The Lubomirski Palace at Litewski Square was the property of many prominent Polish families. It is one of the most architecturally and historically interesting buildings in Lublin.
In the XVI century, a Renaissance Firlej family manor house with features of defensive architecture stood in this place. In the XVII century, the property belonged to the Lubomirski family, who rebuilt the building according to the design of the outstanding Flemish architect Tylman van Gameren. It was a baroque, one-storey building with a high roof with dormer windows and corner alcoves.
In 1722, the owner of the palace was prince Karol Sanguszko, the marshal of the Grand Duchy of Lithuania. Soon after, the building was destroyed by a fire. In 1801, the palace was purchased by the then president of Lublin, Beniamin Finke, and then handed over to the government.

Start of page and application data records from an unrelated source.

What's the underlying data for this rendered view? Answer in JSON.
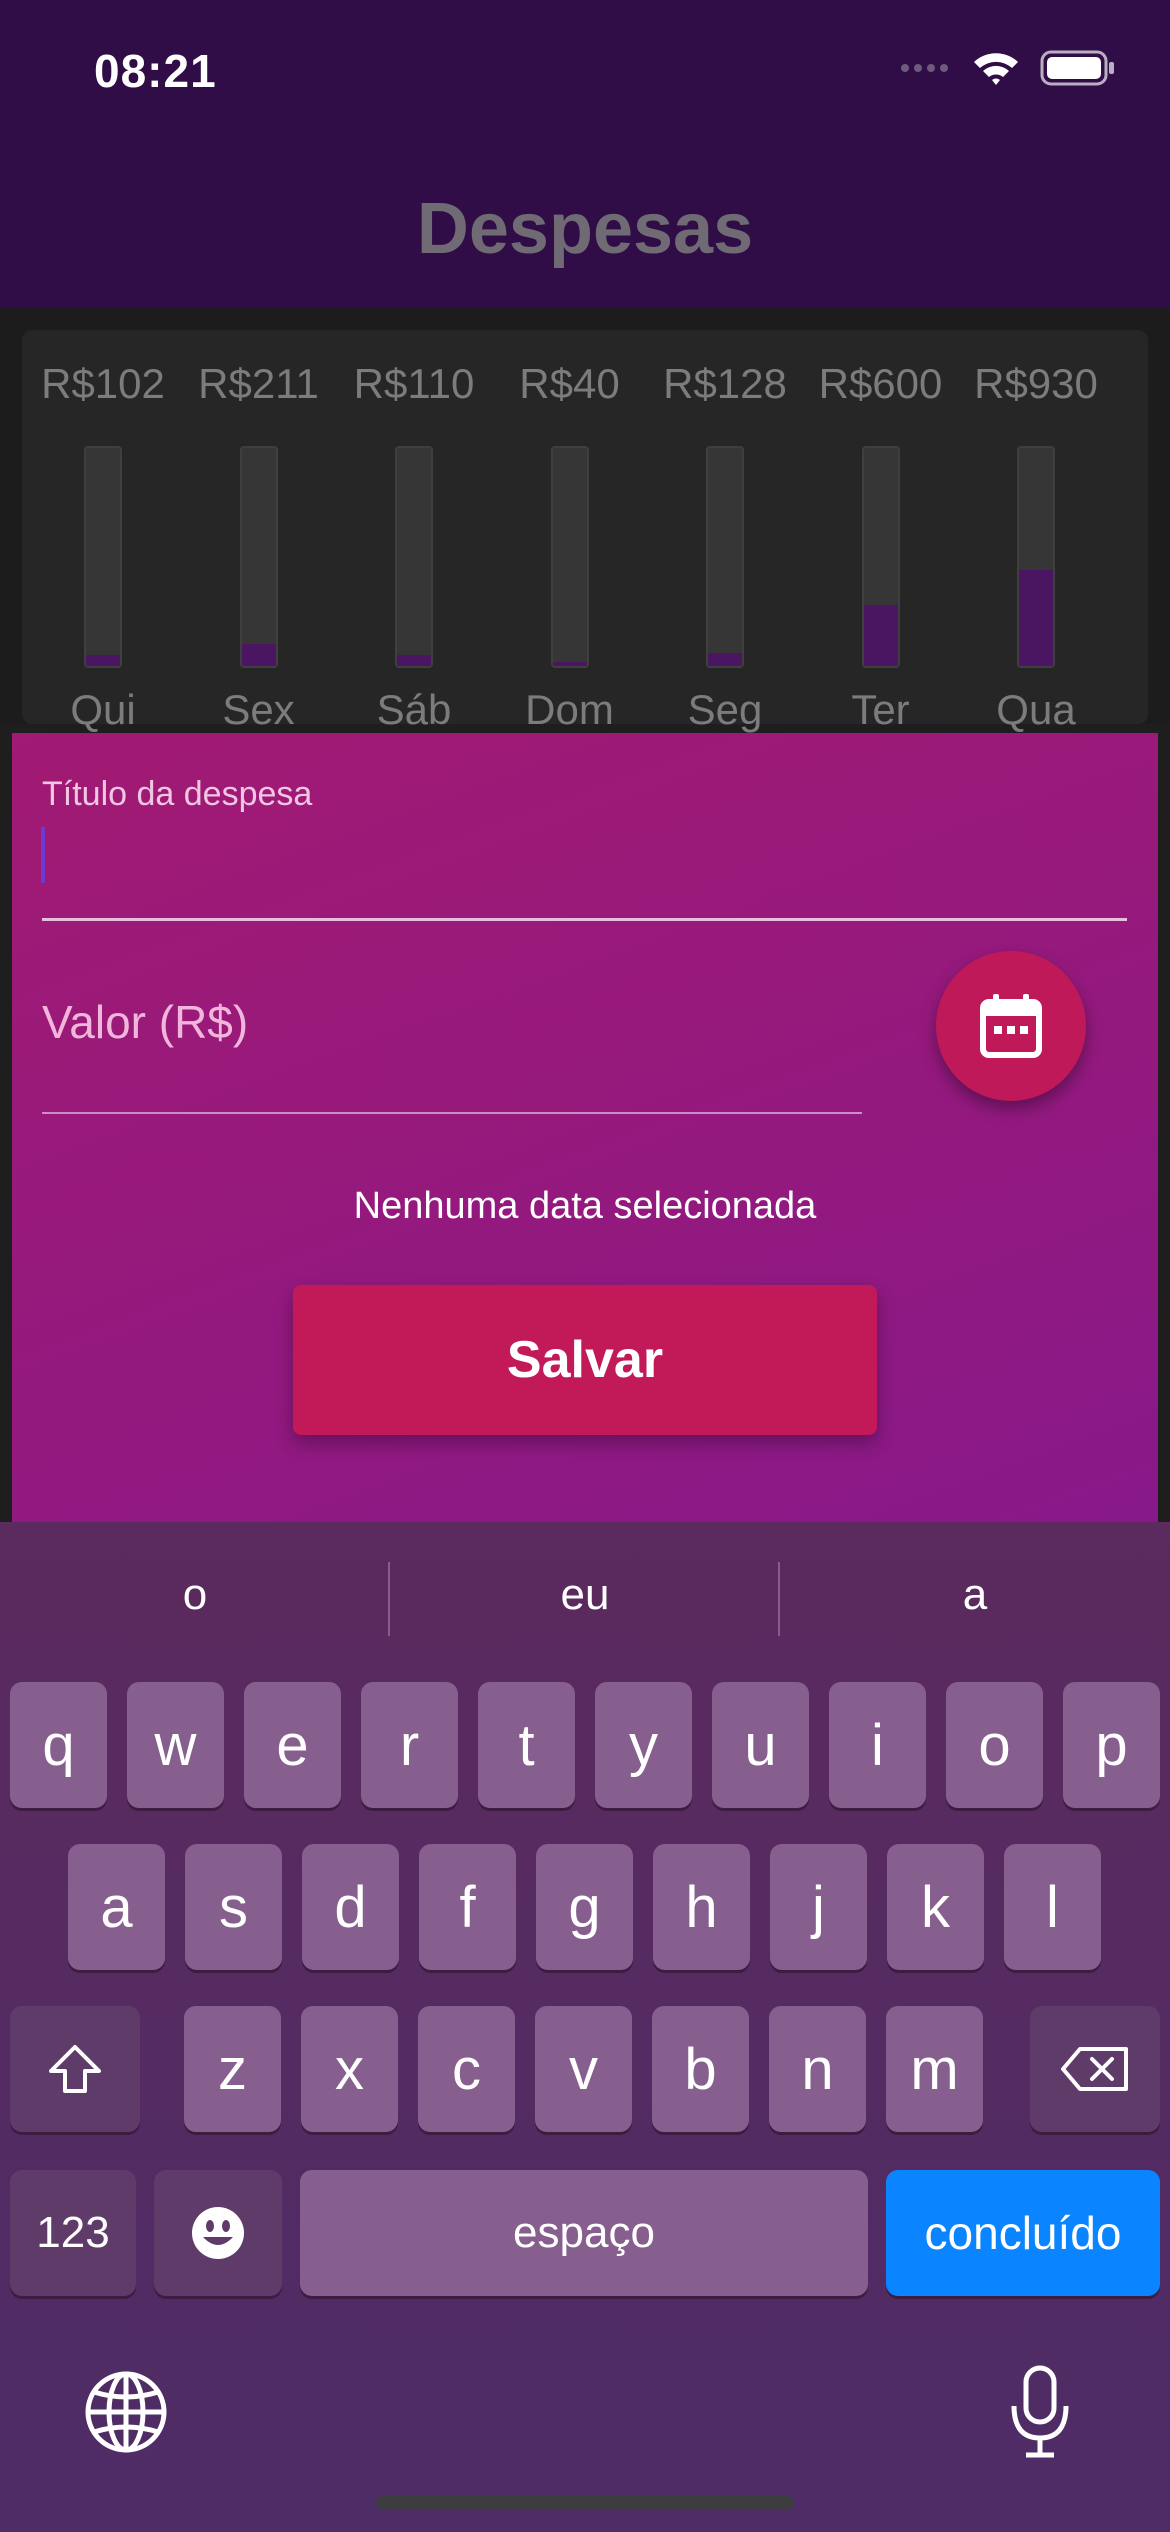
{
  "status_bar": {
    "time": "08:21"
  },
  "app_bar": {
    "title": "Despesas"
  },
  "chart_data": {
    "type": "bar",
    "categories": [
      "Qui",
      "Sex",
      "Sáb",
      "Dom",
      "Seg",
      "Ter",
      "Qua"
    ],
    "value_labels": [
      "R$102",
      "R$211",
      "R$110",
      "R$40",
      "R$128",
      "R$600",
      "R$930"
    ],
    "values": [
      102,
      211,
      110,
      40,
      128,
      600,
      930
    ],
    "fill_fractions": [
      0.05,
      0.1,
      0.05,
      0.02,
      0.06,
      0.28,
      0.44
    ]
  },
  "form": {
    "title_label": "Título da despesa",
    "value_label": "Valor (R$)",
    "no_date_text": "Nenhuma data selecionada",
    "save_label": "Salvar",
    "calendar_icon": "calendar-icon"
  },
  "keyboard": {
    "suggestions": [
      "o",
      "eu",
      "a"
    ],
    "row1": [
      "q",
      "w",
      "e",
      "r",
      "t",
      "y",
      "u",
      "i",
      "o",
      "p"
    ],
    "row2": [
      "a",
      "s",
      "d",
      "f",
      "g",
      "h",
      "j",
      "k",
      "l"
    ],
    "row3": [
      "z",
      "x",
      "c",
      "v",
      "b",
      "n",
      "m"
    ],
    "numbers_label": "123",
    "space_label": "espaço",
    "done_label": "concluído",
    "icons": [
      "shift-icon",
      "backspace-icon",
      "emoji-icon",
      "globe-icon",
      "microphone-icon"
    ]
  },
  "colors": {
    "app_bar": "#300d46",
    "bar_fill": "#4a1561",
    "form_gradient_start": "#a11a73",
    "form_gradient_end": "#88198a",
    "accent": "#c21958",
    "done_key": "#0a84ff"
  }
}
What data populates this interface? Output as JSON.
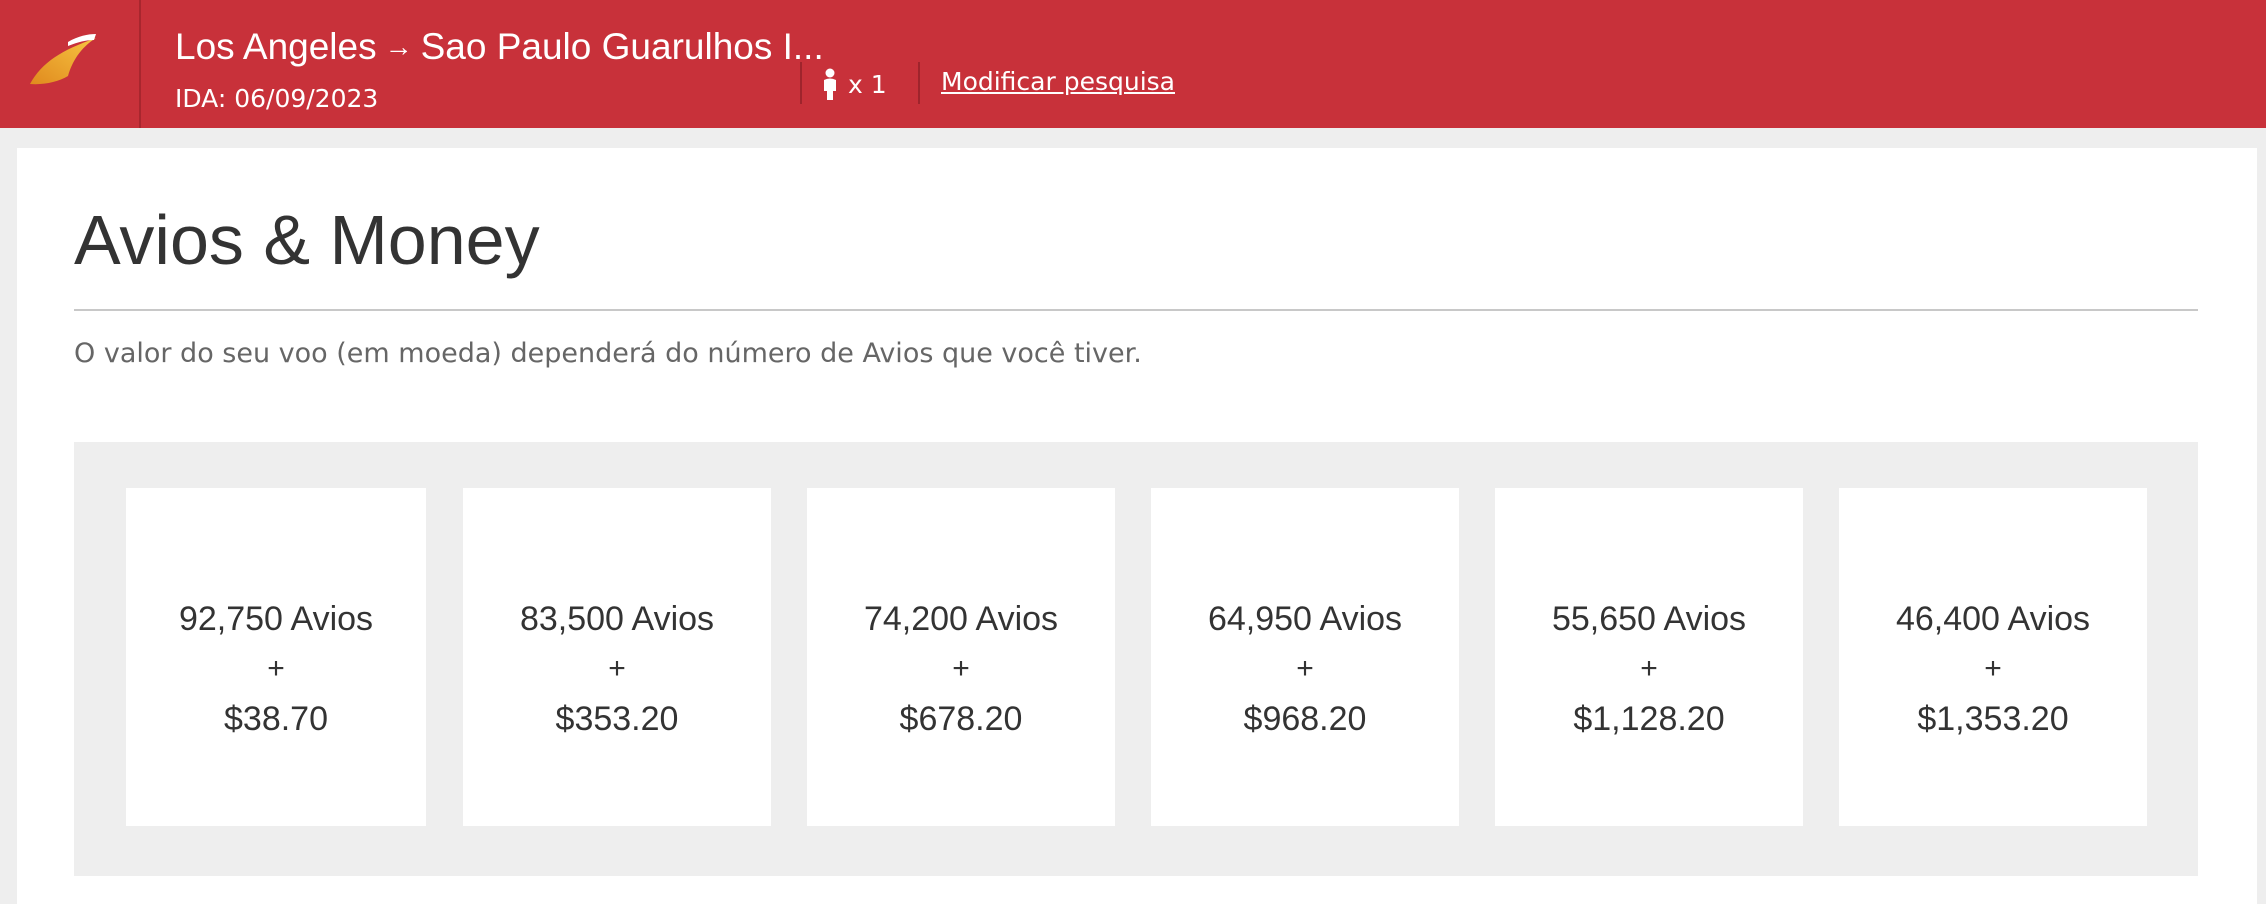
{
  "header": {
    "origin": "Los Angeles",
    "arrow_icon": "→",
    "destination": "Sao Paulo Guarulhos I...",
    "date_label": "IDA: 06/09/2023",
    "passengers": "x 1",
    "modify_label": "Modificar pesquisa",
    "brand_color": "#c8313a"
  },
  "page": {
    "title": "Avios & Money",
    "subtitle": "O valor do seu voo (em moeda) dependerá do número de Avios que você tiver."
  },
  "options": [
    {
      "avios": "92,750 Avios",
      "plus": "+",
      "money": "$38.70"
    },
    {
      "avios": "83,500 Avios",
      "plus": "+",
      "money": "$353.20"
    },
    {
      "avios": "74,200 Avios",
      "plus": "+",
      "money": "$678.20"
    },
    {
      "avios": "64,950 Avios",
      "plus": "+",
      "money": "$968.20"
    },
    {
      "avios": "55,650 Avios",
      "plus": "+",
      "money": "$1,128.20"
    },
    {
      "avios": "46,400 Avios",
      "plus": "+",
      "money": "$1,353.20"
    }
  ]
}
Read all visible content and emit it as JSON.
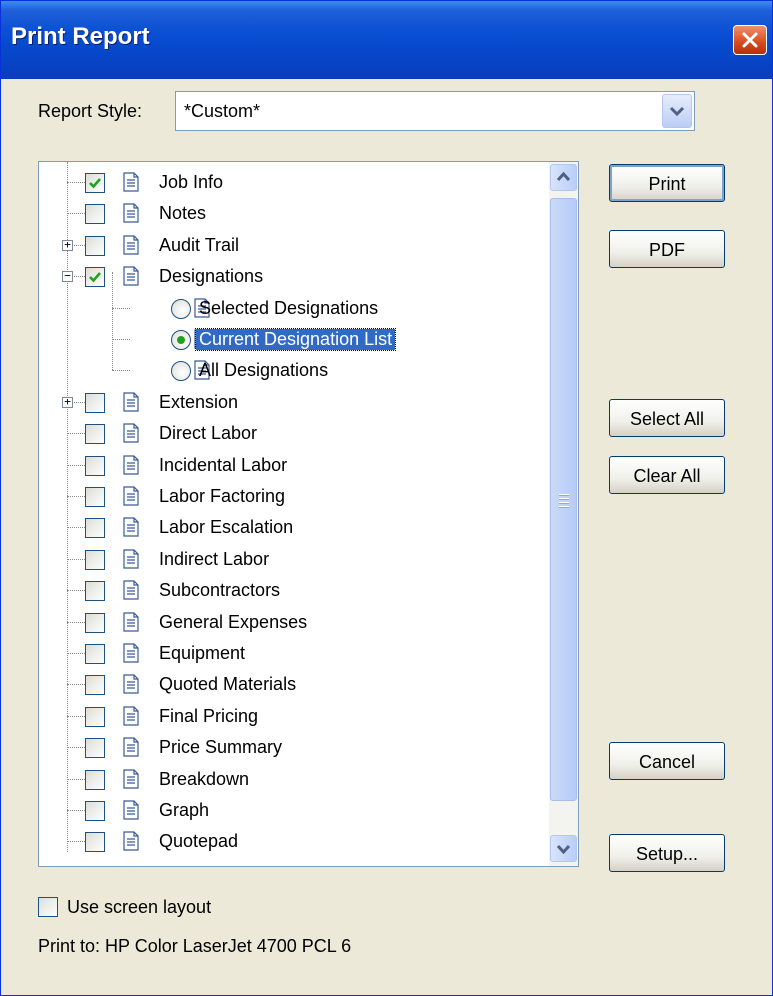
{
  "window": {
    "title": "Print Report"
  },
  "report_style": {
    "label": "Report Style:",
    "value": "*Custom*"
  },
  "tree": {
    "items": [
      {
        "label": "Job Info",
        "checked": true,
        "expander": null,
        "kind": "checkbox",
        "level": 0
      },
      {
        "label": "Notes",
        "checked": false,
        "expander": null,
        "kind": "checkbox",
        "level": 0
      },
      {
        "label": "Audit Trail",
        "checked": false,
        "expander": "+",
        "kind": "checkbox",
        "level": 0
      },
      {
        "label": "Designations",
        "checked": true,
        "expander": "−",
        "kind": "checkbox",
        "level": 0
      },
      {
        "label": "Selected Designations",
        "checked": false,
        "kind": "radio",
        "level": 1
      },
      {
        "label": "Current Designation List",
        "checked": true,
        "kind": "radio",
        "level": 1,
        "selected": true
      },
      {
        "label": "All Designations",
        "checked": false,
        "kind": "radio",
        "level": 1
      },
      {
        "label": "Extension",
        "checked": false,
        "expander": "+",
        "kind": "checkbox",
        "level": 0
      },
      {
        "label": "Direct Labor",
        "checked": false,
        "kind": "checkbox",
        "level": 0
      },
      {
        "label": "Incidental Labor",
        "checked": false,
        "kind": "checkbox",
        "level": 0
      },
      {
        "label": "Labor Factoring",
        "checked": false,
        "kind": "checkbox",
        "level": 0
      },
      {
        "label": "Labor Escalation",
        "checked": false,
        "kind": "checkbox",
        "level": 0
      },
      {
        "label": "Indirect Labor",
        "checked": false,
        "kind": "checkbox",
        "level": 0
      },
      {
        "label": "Subcontractors",
        "checked": false,
        "kind": "checkbox",
        "level": 0
      },
      {
        "label": "General Expenses",
        "checked": false,
        "kind": "checkbox",
        "level": 0
      },
      {
        "label": "Equipment",
        "checked": false,
        "kind": "checkbox",
        "level": 0
      },
      {
        "label": "Quoted Materials",
        "checked": false,
        "kind": "checkbox",
        "level": 0
      },
      {
        "label": "Final Pricing",
        "checked": false,
        "kind": "checkbox",
        "level": 0
      },
      {
        "label": "Price Summary",
        "checked": false,
        "kind": "checkbox",
        "level": 0
      },
      {
        "label": "Breakdown",
        "checked": false,
        "kind": "checkbox",
        "level": 0
      },
      {
        "label": "Graph",
        "checked": false,
        "kind": "checkbox",
        "level": 0
      },
      {
        "label": "Quotepad",
        "checked": false,
        "kind": "checkbox",
        "level": 0
      }
    ]
  },
  "buttons": {
    "print": "Print",
    "pdf": "PDF",
    "select_all": "Select All",
    "clear_all": "Clear All",
    "cancel": "Cancel",
    "setup": "Setup..."
  },
  "footer": {
    "use_screen_layout": "Use screen layout",
    "use_screen_layout_checked": false,
    "print_to": "Print to: HP Color LaserJet 4700 PCL 6"
  },
  "colors": {
    "titlebar": "#0A4FD4",
    "selection": "#316AC5",
    "dialog_bg": "#ECE9D8",
    "check": "#21A121"
  },
  "icons": [
    "close-icon",
    "chevron-down-icon",
    "document-icon",
    "checkmark-icon",
    "scroll-up-icon",
    "scroll-down-icon"
  ]
}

Over the following years, the palace rooms served as a military hospital and even a straw store. In 1822, general Józef Zajączek, the governor of the Kingdom of Poland, assigned the palace to the seat of the Lublin Province Commission. The renovation design was carried out by Jan Stomph, who gave the building neoclassical features.
After another fire, the architect Henryk Marconi rebuilt the palace, giving it a neoclassical appearance with Empire elements in the central avant-corps of the façade.
On the 7th of November 1918, the building became the seat of the Provisional Government of the Republic of Poland under the leadership of Ignacy Daszyński. The event is commemorated by a plaque placed at the main entrance.
Currently, the Museum of the Eastern Territories of the Former Commonwealth is being organised within the historic walls of the Lubomirski Palace.